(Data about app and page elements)

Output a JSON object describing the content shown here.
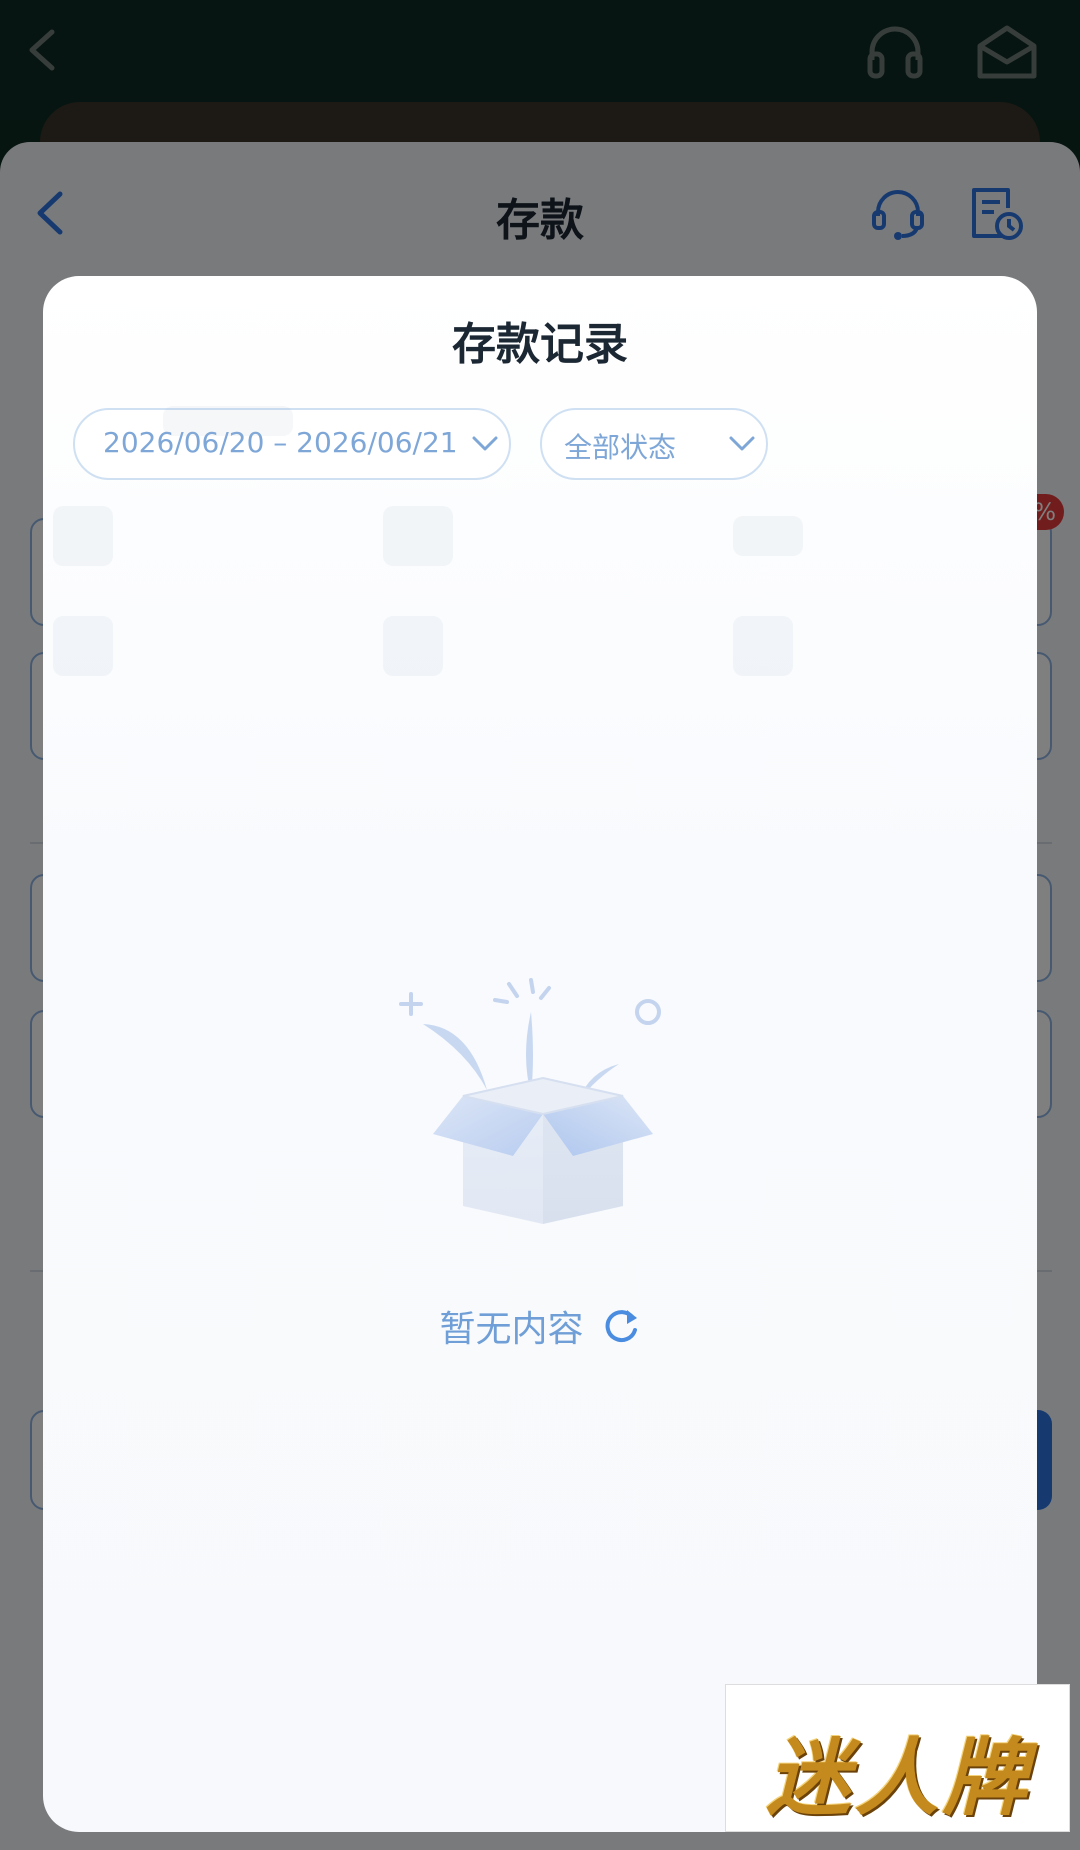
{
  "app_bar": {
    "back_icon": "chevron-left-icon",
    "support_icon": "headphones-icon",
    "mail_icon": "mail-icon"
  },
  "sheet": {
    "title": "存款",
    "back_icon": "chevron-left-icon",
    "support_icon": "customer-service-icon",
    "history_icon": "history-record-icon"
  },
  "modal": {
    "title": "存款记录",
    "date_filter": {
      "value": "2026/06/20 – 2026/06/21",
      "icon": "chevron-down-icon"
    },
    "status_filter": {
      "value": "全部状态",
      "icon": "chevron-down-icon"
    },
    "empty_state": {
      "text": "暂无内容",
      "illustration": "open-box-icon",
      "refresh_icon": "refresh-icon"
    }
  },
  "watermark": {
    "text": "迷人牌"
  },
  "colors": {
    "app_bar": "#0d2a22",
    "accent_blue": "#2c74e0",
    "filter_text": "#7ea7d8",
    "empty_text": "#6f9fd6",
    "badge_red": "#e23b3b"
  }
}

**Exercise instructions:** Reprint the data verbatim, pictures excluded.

**Response to the exercise:**
Output a JSON object describing the content shown here.
{
  "app_bar": {
    "back_icon": "chevron-left-icon",
    "support_icon": "headphones-icon",
    "mail_icon": "mail-icon"
  },
  "sheet": {
    "title": "存款",
    "back_icon": "chevron-left-icon",
    "support_icon": "customer-service-icon",
    "history_icon": "history-record-icon"
  },
  "modal": {
    "title": "存款记录",
    "date_filter": {
      "value": "2026/06/20 – 2026/06/21",
      "icon": "chevron-down-icon"
    },
    "status_filter": {
      "value": "全部状态",
      "icon": "chevron-down-icon"
    },
    "empty_state": {
      "text": "暂无内容",
      "illustration": "open-box-icon",
      "refresh_icon": "refresh-icon"
    }
  },
  "watermark": {
    "text": "迷人牌"
  },
  "colors": {
    "app_bar": "#0d2a22",
    "accent_blue": "#2c74e0",
    "filter_text": "#7ea7d8",
    "empty_text": "#6f9fd6",
    "badge_red": "#e23b3b"
  }
}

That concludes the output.